The Organization of the Petroleum Exporting Countries (OPEC) and its allies will have to contend with a “lot of demand issues” before raising supply in January 2021, given throughput cuts by oil refiners, the head of Saudi Aramco’s trading arm said.
For all the latest headlines follow our Google News channel online or via the app
OPEC and its allies plan to raise production by 2 million barrels per day (bpd) from January after record output cuts this year as the coronavirus pandemic hammered demand, taking overall reductions to about 5.7 million bpd.
“We see stress in refining margins and see a lot of refineries either cutting their refining capacity to 50-60 percent or a lot of refineries closing,” Ibrahim Al-Buainain said an interview with Gulf Intelligence released on Wednesday.
“I don’t think the (refining) business is sustainable at these rates (refining margins).”

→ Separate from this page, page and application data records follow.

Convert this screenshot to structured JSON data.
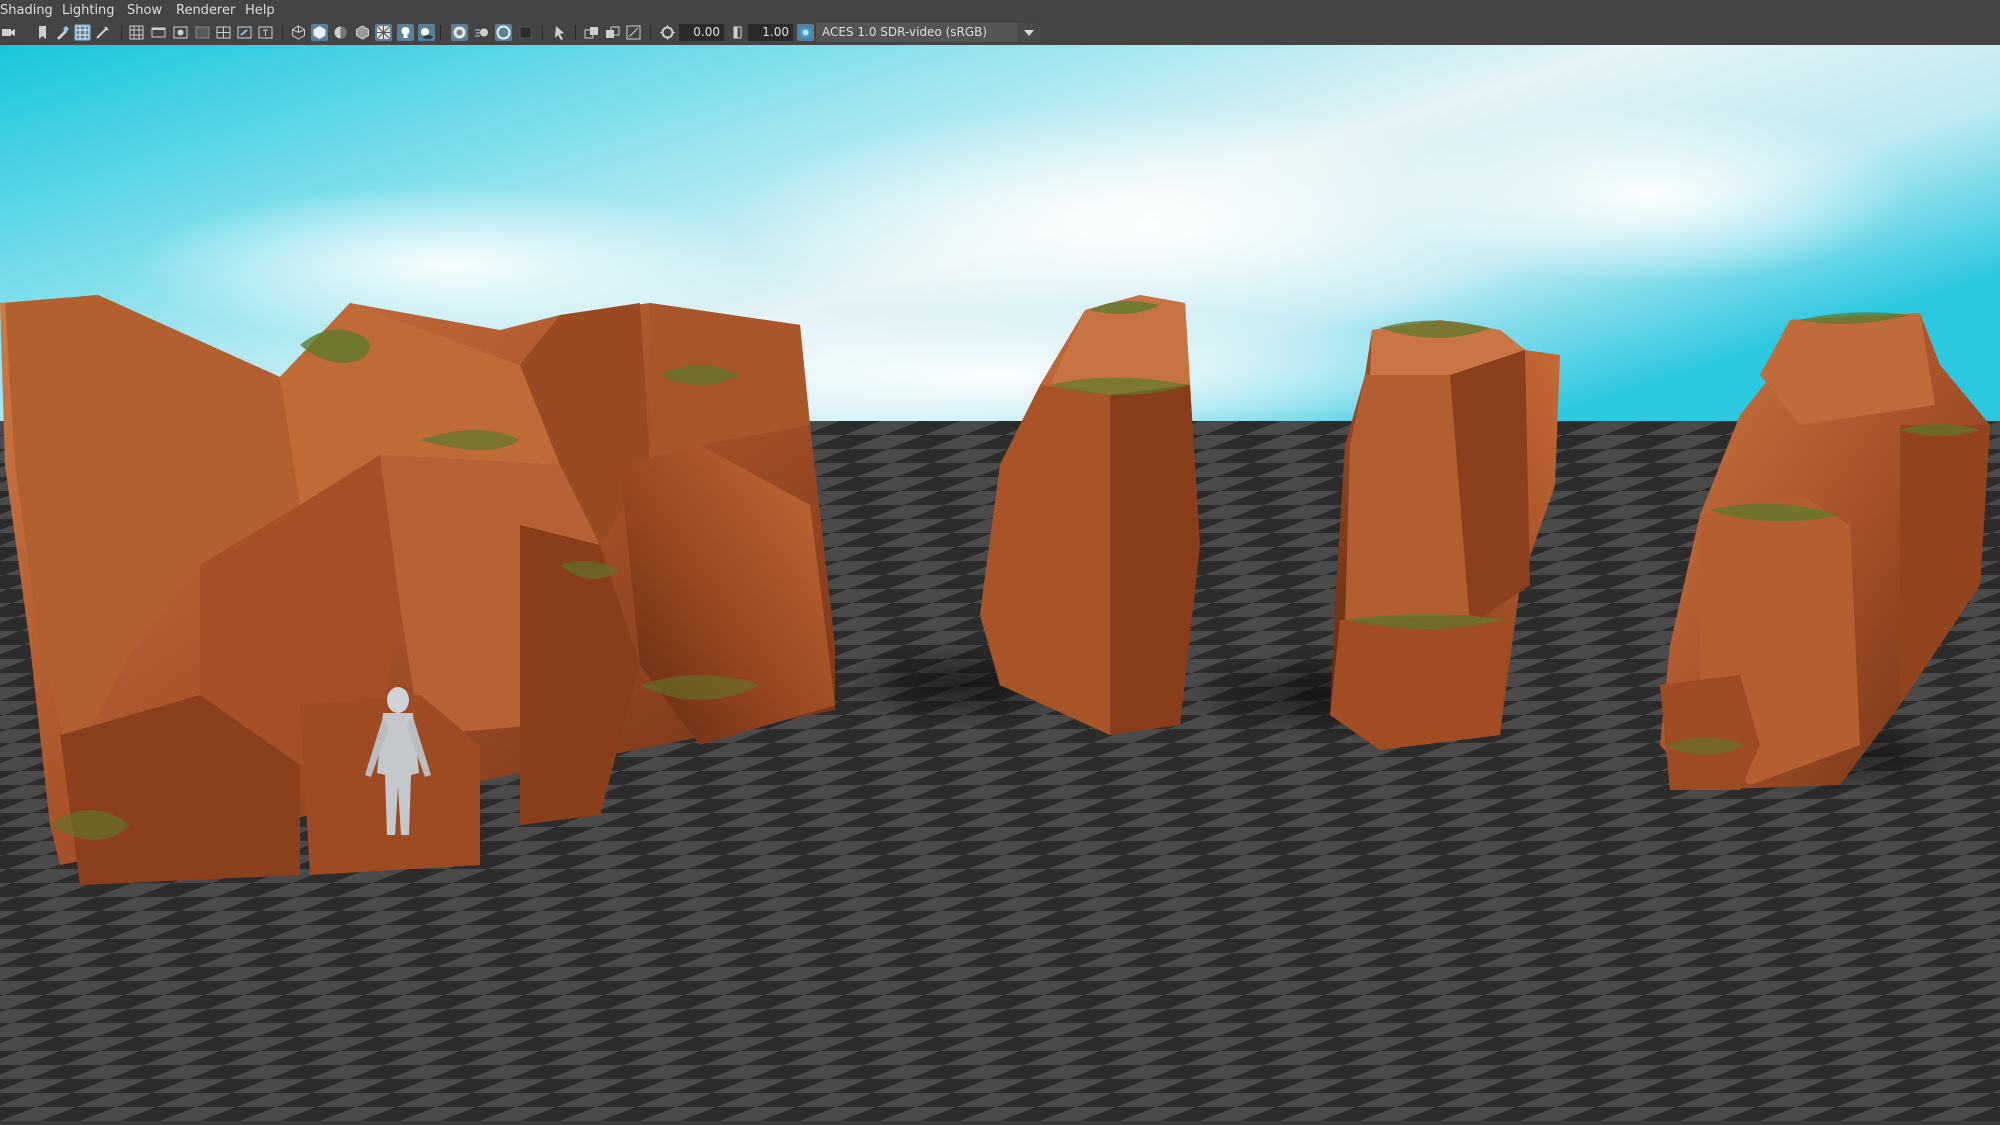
{
  "menubar": {
    "items": [
      {
        "label": "Shading"
      },
      {
        "label": "Lighting"
      },
      {
        "label": "Show"
      },
      {
        "label": "Renderer"
      },
      {
        "label": "Help"
      }
    ]
  },
  "toolbar": {
    "exposure_value": "0.00",
    "gamma_value": "1.00",
    "color_space": "ACES 1.0 SDR-video (sRGB)",
    "icons": [
      "camera-select-icon",
      "bookmark-icon",
      "camera-tools-icon",
      "grid-icon",
      "film-gate-icon",
      "resolution-gate-icon",
      "gate-mask-icon",
      "field-chart-icon",
      "safe-action-icon",
      "safe-title-icon",
      "wireframe-icon",
      "smooth-shade-icon",
      "default-material-icon",
      "textured-icon",
      "wireframe-on-shaded-icon",
      "use-all-lights-icon",
      "shadows-icon",
      "screen-space-ao-icon",
      "motion-blur-icon",
      "anti-aliasing-icon",
      "depth-of-field-icon",
      "isolate-select-icon",
      "xray-icon",
      "xray-joints-icon",
      "backface-culling-icon",
      "exposure-icon",
      "gamma-icon",
      "color-management-icon"
    ]
  },
  "viewport": {
    "sky_colors": [
      "#18c8dc",
      "#7fe0ec",
      "#d6eef2"
    ],
    "rock_colors": [
      "#9a4a22",
      "#c06a36",
      "#6b2e14",
      "#d48650"
    ],
    "moss_color": "#5c7a2c",
    "grid_dark": "#2c2c2c",
    "grid_light": "#4a4a4a"
  }
}
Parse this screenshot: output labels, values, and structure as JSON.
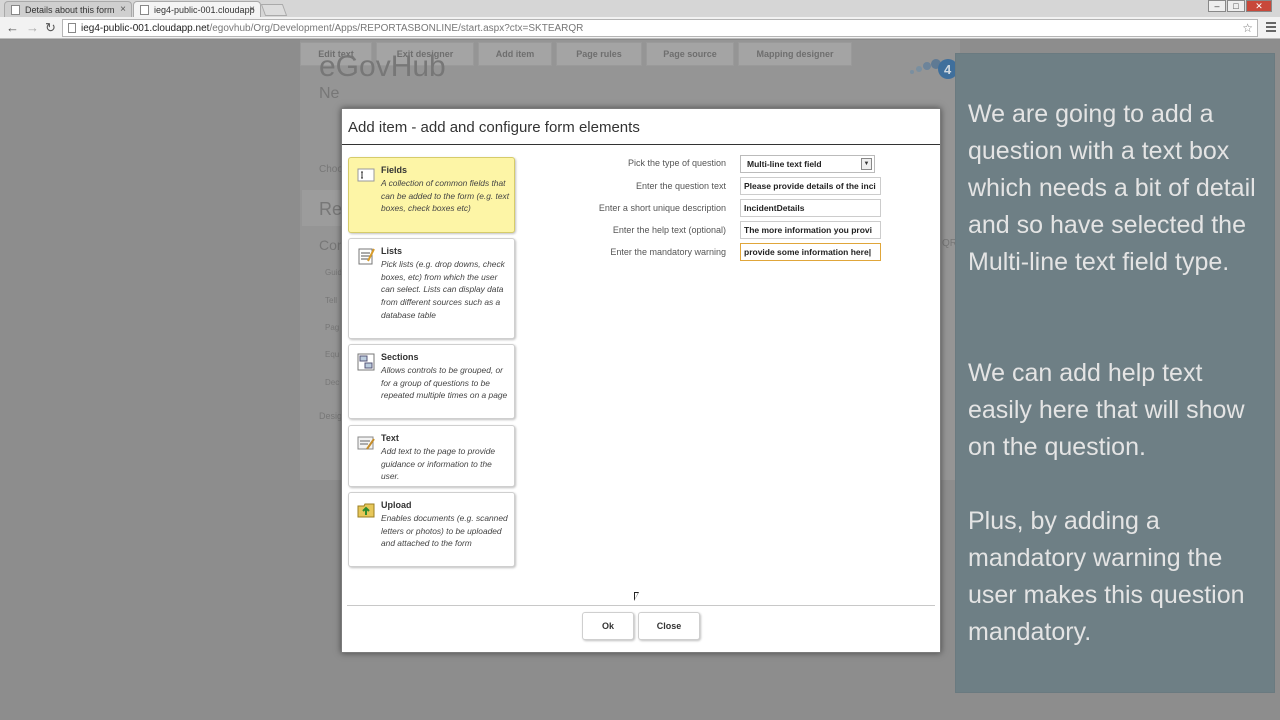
{
  "browser": {
    "tabs": [
      {
        "label": "Details about this form"
      },
      {
        "label": "ieg4-public-001.cloudapp"
      }
    ],
    "url_host": "ieg4-public-001.cloudapp.net",
    "url_path": "/egovhub/Org/Development/Apps/REPORTASBONLINE/start.aspx?ctx=SKTEARQR"
  },
  "designer_tabs": [
    "Edit text",
    "Exit designer",
    "Add item",
    "Page rules",
    "Page source",
    "Mapping designer"
  ],
  "background": {
    "title": "eGovHub",
    "subtitle": "Ne",
    "choose": "Choo",
    "re": "Re",
    "con": "Con",
    "items": [
      "Guid",
      "Tell",
      "Pag",
      "Equ",
      "Dec"
    ],
    "design": "Desig",
    "qr": "QR"
  },
  "overlay": {
    "paragraphs": [
      "We are going to add a question with a text box which needs a bit of detail and so have selected the Multi-line text field type.",
      "We can add help text easily here that will show on the question.",
      "Plus, by adding a mandatory warning the user makes this question mandatory."
    ]
  },
  "modal": {
    "title": "Add item - add and configure form elements",
    "cards": [
      {
        "title": "Fields",
        "desc": "A collection of common fields that can be added to the form (e.g. text boxes, check boxes etc)",
        "icon": "text-field-icon",
        "selected": true
      },
      {
        "title": "Lists",
        "desc": "Pick lists (e.g. drop downs, check boxes, etc) from which the user can select. Lists can display data from different sources such as a database table",
        "icon": "list-icon",
        "selected": false
      },
      {
        "title": "Sections",
        "desc": "Allows controls to be grouped, or for a group of questions to be repeated multiple times on a page",
        "icon": "sections-icon",
        "selected": false
      },
      {
        "title": "Text",
        "desc": "Add text to the page to provide guidance or information to the user.",
        "icon": "text-icon",
        "selected": false
      },
      {
        "title": "Upload",
        "desc": "Enables documents (e.g. scanned letters or photos) to be uploaded and attached to the form",
        "icon": "upload-folder-icon",
        "selected": false
      }
    ],
    "form": {
      "type_label": "Pick the type of question",
      "type_value": "Multi-line text field",
      "question_label": "Enter the question text",
      "question_value": "Please provide details of the inci",
      "desc_label": "Enter a short unique description",
      "desc_value": "IncidentDetails",
      "help_label": "Enter the help text (optional)",
      "help_value": "The more information you provi",
      "mandatory_label": "Enter the mandatory warning",
      "mandatory_value": "provide some information here|"
    },
    "ok_label": "Ok",
    "close_label": "Close"
  }
}
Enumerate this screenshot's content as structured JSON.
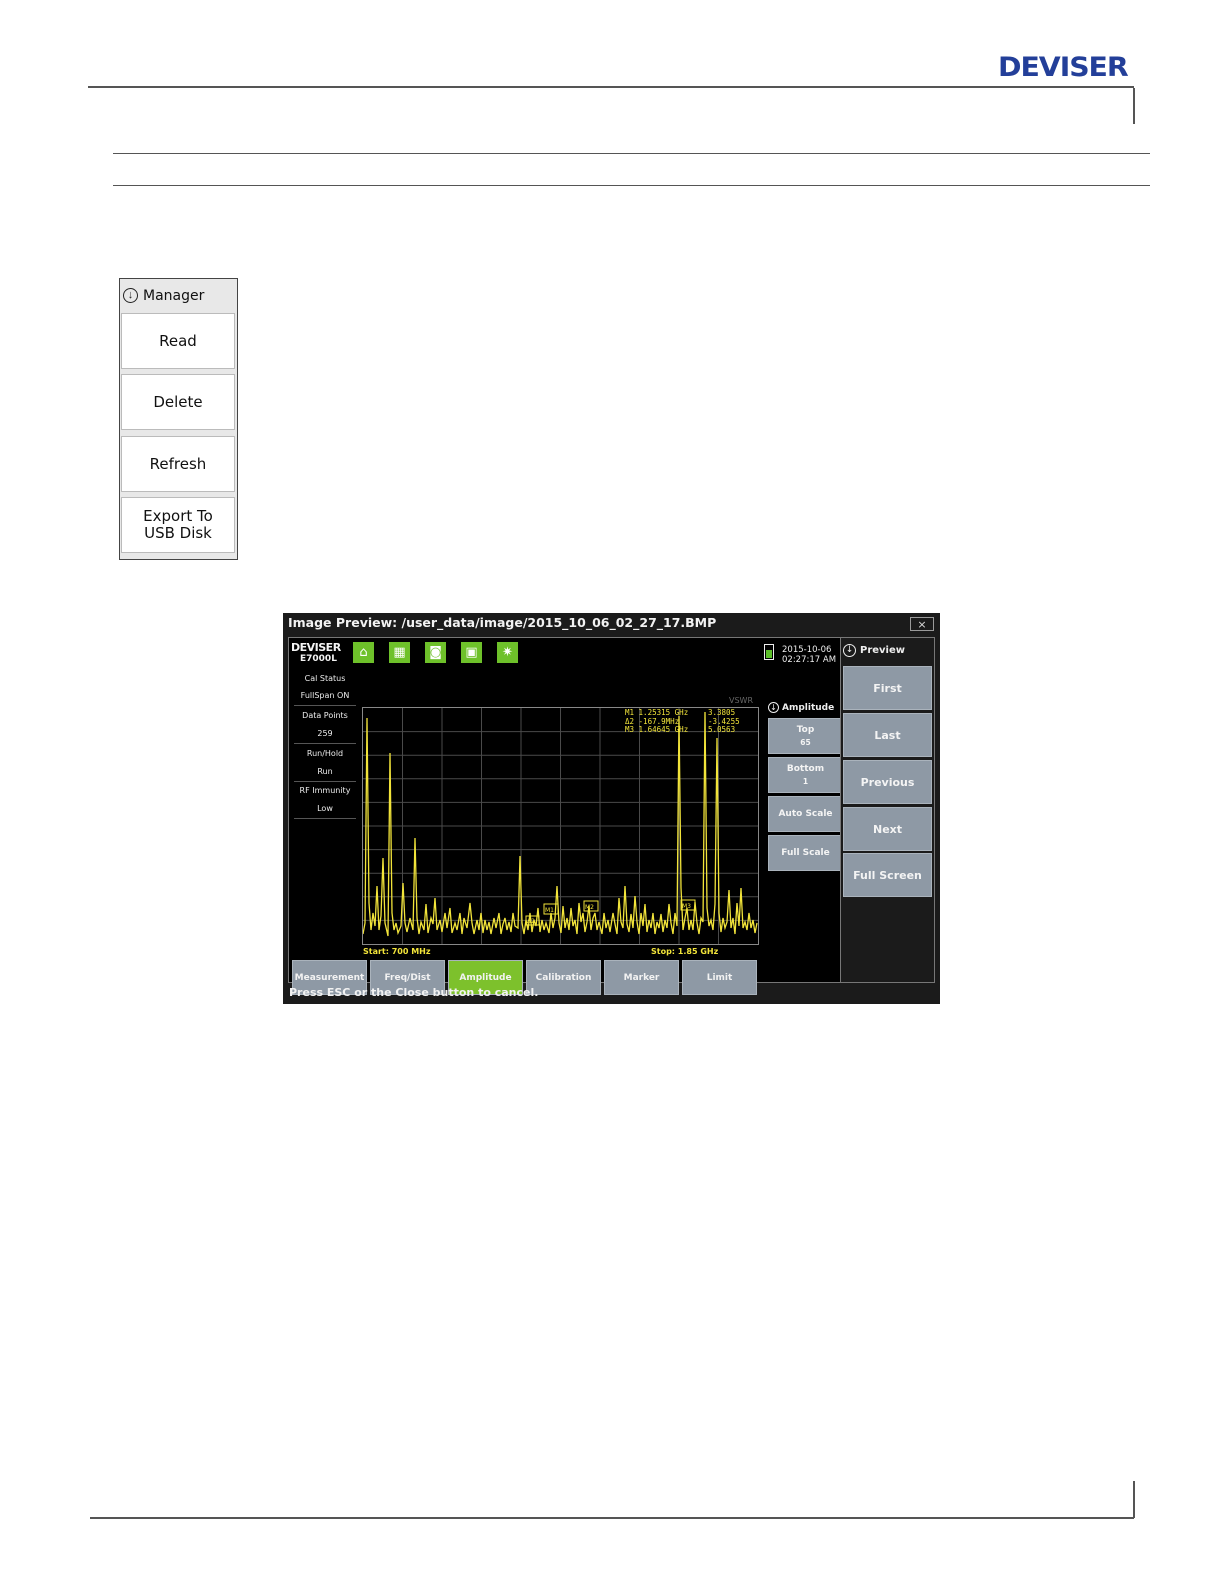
{
  "header": {
    "brand": "DEVISER"
  },
  "manager_menu": {
    "title": "Manager",
    "buttons": [
      "Read",
      "Delete",
      "Refresh",
      "Export To\nUSB Disk"
    ]
  },
  "device": {
    "window_title": "Image Preview:  /user_data/image/2015_10_06_02_27_17.BMP",
    "close_label": "×",
    "brand": "DEVISER",
    "model": "E7000L",
    "toolbar_icons": [
      "home-icon",
      "grid-icon",
      "camera-icon",
      "save-icon",
      "brightness-icon"
    ],
    "date": "2015-10-06",
    "time": "02:27:17 AM",
    "status": [
      {
        "label": "Cal Status",
        "value": "FullSpan ON"
      },
      {
        "label": "Data Points",
        "value": "259"
      },
      {
        "label": "Run/Hold",
        "value": "Run"
      },
      {
        "label": "RF Immunity",
        "value": "Low"
      }
    ],
    "measurement_type": "VSWR",
    "start_label": "Start: 700 MHz",
    "stop_label": "Stop: 1.85 GHz",
    "markers": [
      {
        "name": "M1",
        "freq": "1.25315 GHz",
        "value": "3.3805"
      },
      {
        "name": "Δ2",
        "freq": "-167.9MHz",
        "value": "-3.4255"
      },
      {
        "name": "M3",
        "freq": "1.64645 GHz",
        "value": "5.0563"
      }
    ],
    "bottom_tabs": [
      "Measurement",
      "Freq/Dist",
      "Amplitude",
      "Calibration",
      "Marker",
      "Limit"
    ],
    "active_tab": "Amplitude",
    "amplitude_menu": {
      "title": "Amplitude",
      "top_label": "Top",
      "top_value": "65",
      "bottom_label": "Bottom",
      "bottom_value": "1",
      "auto_scale": "Auto Scale",
      "full_scale": "Full Scale"
    },
    "preview_menu": {
      "title": "Preview",
      "buttons": [
        "First",
        "Last",
        "Previous",
        "Next",
        "Full Screen"
      ]
    },
    "status_message": "Press ESC or the Close button to cancel.",
    "accent_green": "#7dc12c",
    "trace_color": "#f2e43a"
  }
}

However, Chinese oil demand is likely to remain solid through the fourth quarter and into 2021 as its economy grows while the rest of the world is in negative territory, he added.
Among the uncertainties facing the oil market are rising Libyan output on the supply side and a second wave of global COVID-19 infections, especially in Europe, on the demand side, Al-Buainain said.
Complicating efforts by other OPEC members and allies to curb output, Libyan production is expected to rebound to 1 million bpd in the coming weeks.
- Oil prices rise toward $41 on US Gulf hurricane shutdowns, outlook weak
- Saudi Arabia’s Energy Minister says the worst is over for oil market
- US sanctions Iran’s oil ministry, companies, officials for supporting IRGC-Quds Force
- Ending all closures, Libya’s NOC lifts force majeure on El-Feel oilfield
- Oil rises above $42 on prospect of extension to OPEC-led supply curbs
- Oil investment collapse creating energy crisis with global economy to suffer: IEF
- Too early to talk about future of oil output curbs, says Russia’s Novak